Work instructions:
Could you please retype the records exactly, minus their pictures?

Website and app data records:
--------------------------------------------------

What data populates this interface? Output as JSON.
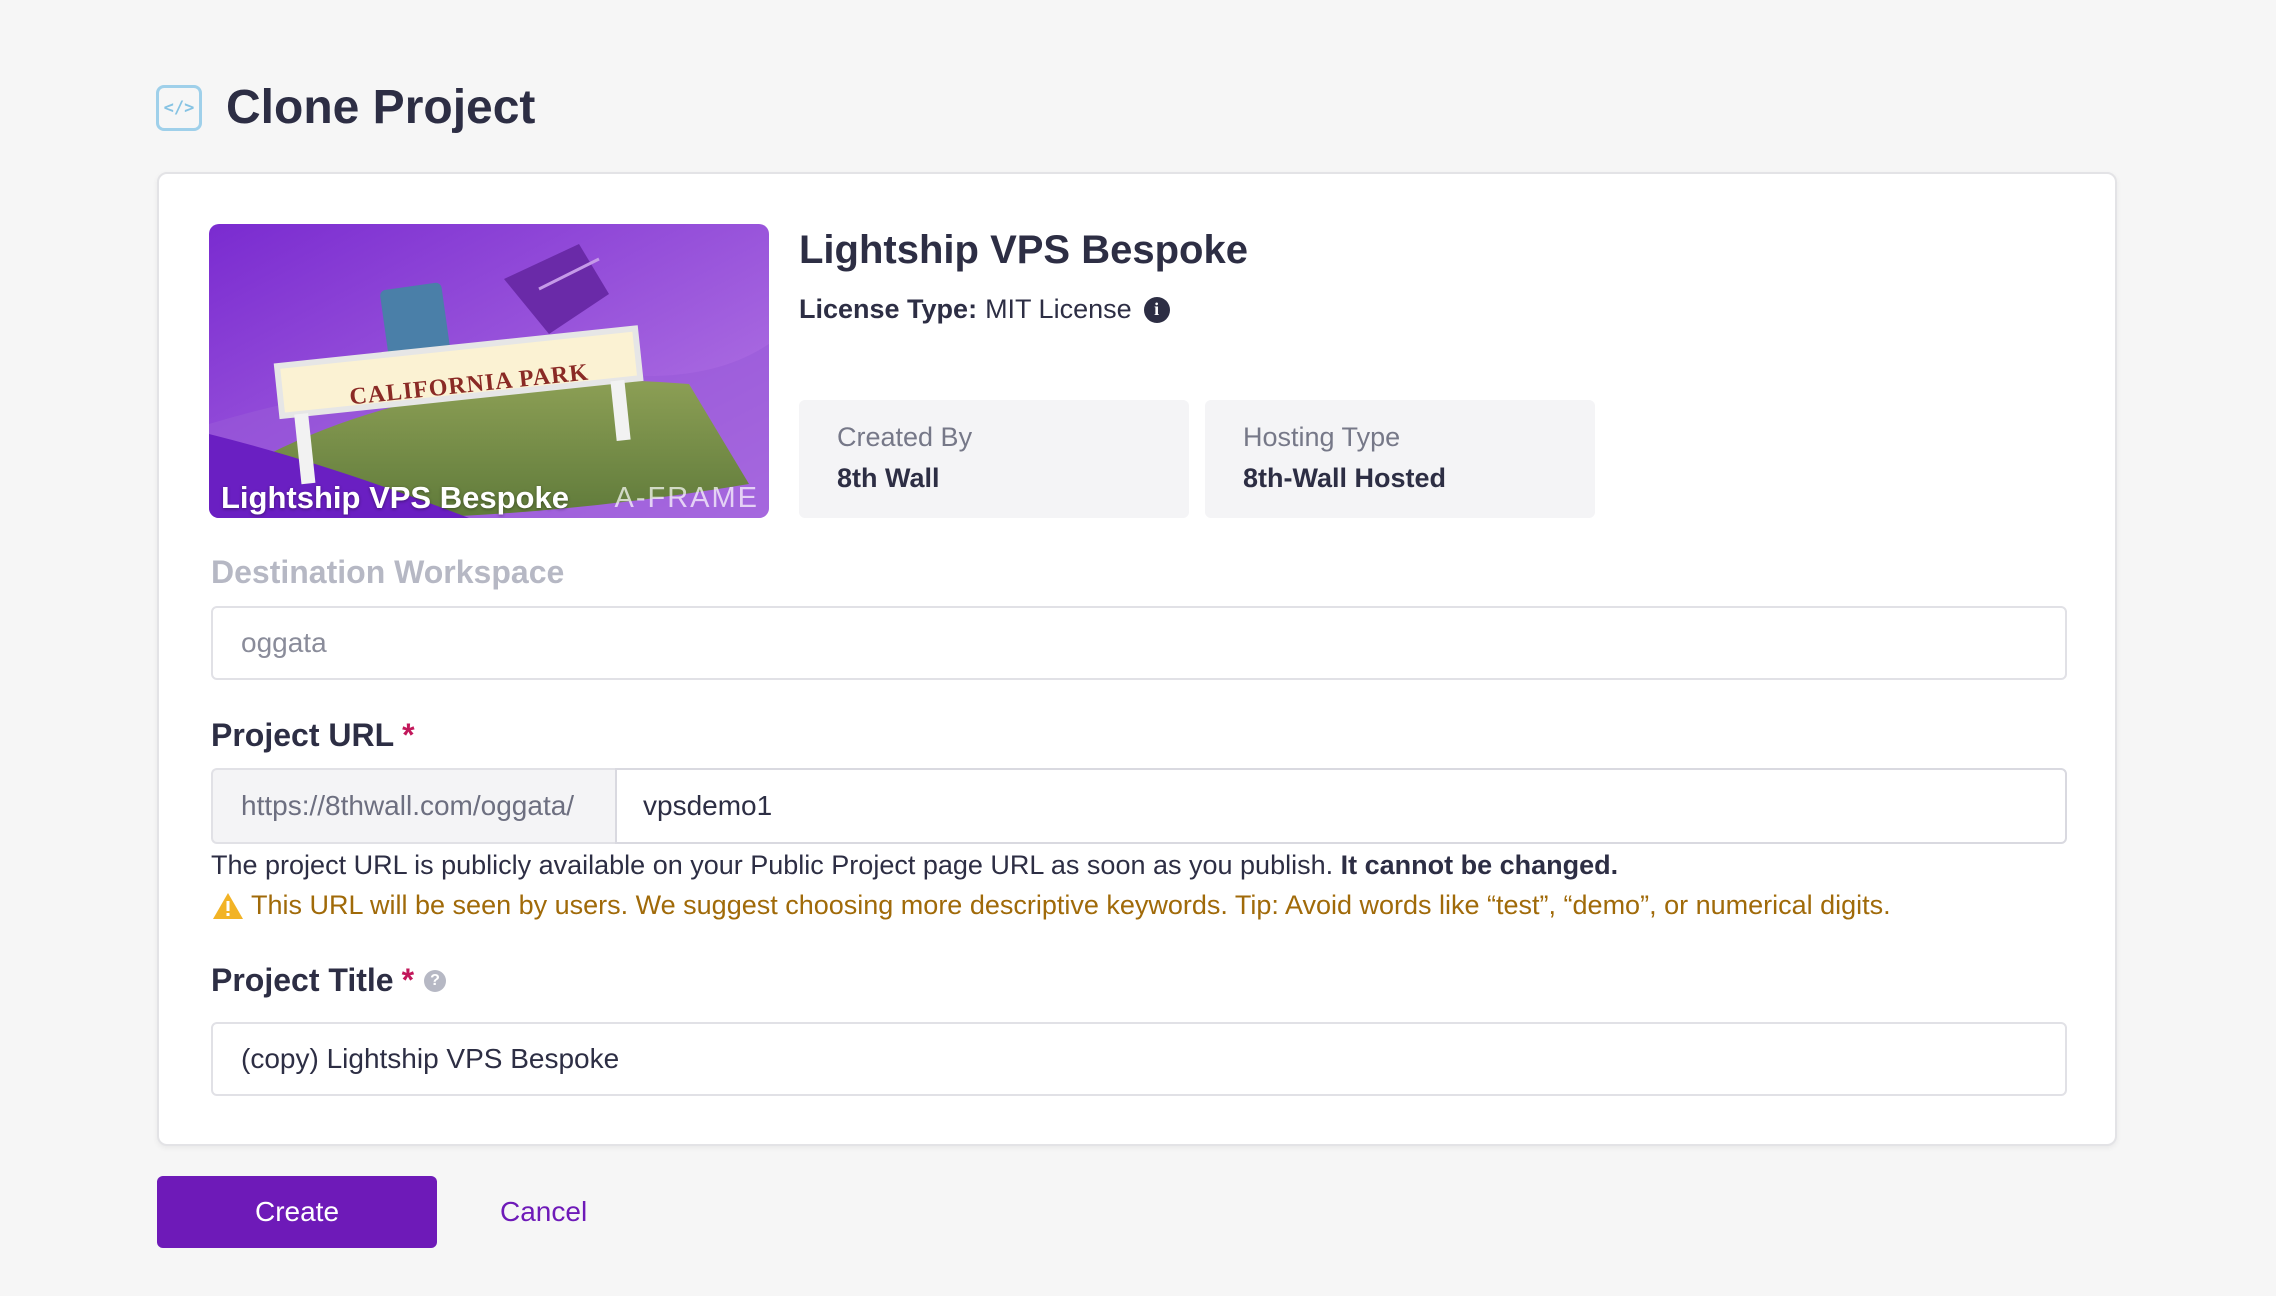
{
  "header": {
    "icon": "code-icon",
    "icon_glyph": "</>",
    "title": "Clone Project"
  },
  "project": {
    "thumbnail_title": "Lightship VPS Bespoke",
    "thumbnail_badge": "A-FRAME",
    "thumbnail_sign_text": "CALIFORNIA PARK",
    "name": "Lightship VPS Bespoke",
    "license_label": "License Type:",
    "license_value": "MIT License",
    "created_by_label": "Created By",
    "created_by_value": "8th Wall",
    "hosting_type_label": "Hosting Type",
    "hosting_type_value": "8th-Wall Hosted"
  },
  "form": {
    "destination_workspace": {
      "label": "Destination Workspace",
      "value": "oggata"
    },
    "project_url": {
      "label": "Project URL",
      "required_mark": "*",
      "prefix": "https://8thwall.com/oggata/",
      "value": "vpsdemo1",
      "help_text": "The project URL is publicly available on your Public Project page URL as soon as you publish.",
      "help_text_bold": "It cannot be changed.",
      "warning": "This URL will be seen by users. We suggest choosing more descriptive keywords. Tip: Avoid words like “test”, “demo”, or numerical digits."
    },
    "project_title": {
      "label": "Project Title",
      "required_mark": "*",
      "help_glyph": "?",
      "value": "(copy) Lightship VPS Bespoke"
    }
  },
  "actions": {
    "create_label": "Create",
    "cancel_label": "Cancel"
  },
  "colors": {
    "accent": "#6e1ab8",
    "required": "#c2185b",
    "warning": "#a06a09",
    "background": "#f6f6f6"
  }
}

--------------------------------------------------

Result of this task:
What data populates this interface? Output as JSON.
{
  "header": {
    "icon": "code-icon",
    "icon_glyph": "</>",
    "title": "Clone Project"
  },
  "project": {
    "thumbnail_title": "Lightship VPS Bespoke",
    "thumbnail_badge": "A-FRAME",
    "thumbnail_sign_text": "CALIFORNIA PARK",
    "name": "Lightship VPS Bespoke",
    "license_label": "License Type:",
    "license_value": "MIT License",
    "created_by_label": "Created By",
    "created_by_value": "8th Wall",
    "hosting_type_label": "Hosting Type",
    "hosting_type_value": "8th-Wall Hosted"
  },
  "form": {
    "destination_workspace": {
      "label": "Destination Workspace",
      "value": "oggata"
    },
    "project_url": {
      "label": "Project URL",
      "required_mark": "*",
      "prefix": "https://8thwall.com/oggata/",
      "value": "vpsdemo1",
      "help_text": "The project URL is publicly available on your Public Project page URL as soon as you publish.",
      "help_text_bold": "It cannot be changed.",
      "warning": "This URL will be seen by users. We suggest choosing more descriptive keywords. Tip: Avoid words like “test”, “demo”, or numerical digits."
    },
    "project_title": {
      "label": "Project Title",
      "required_mark": "*",
      "help_glyph": "?",
      "value": "(copy) Lightship VPS Bespoke"
    }
  },
  "actions": {
    "create_label": "Create",
    "cancel_label": "Cancel"
  },
  "colors": {
    "accent": "#6e1ab8",
    "required": "#c2185b",
    "warning": "#a06a09",
    "background": "#f6f6f6"
  }
}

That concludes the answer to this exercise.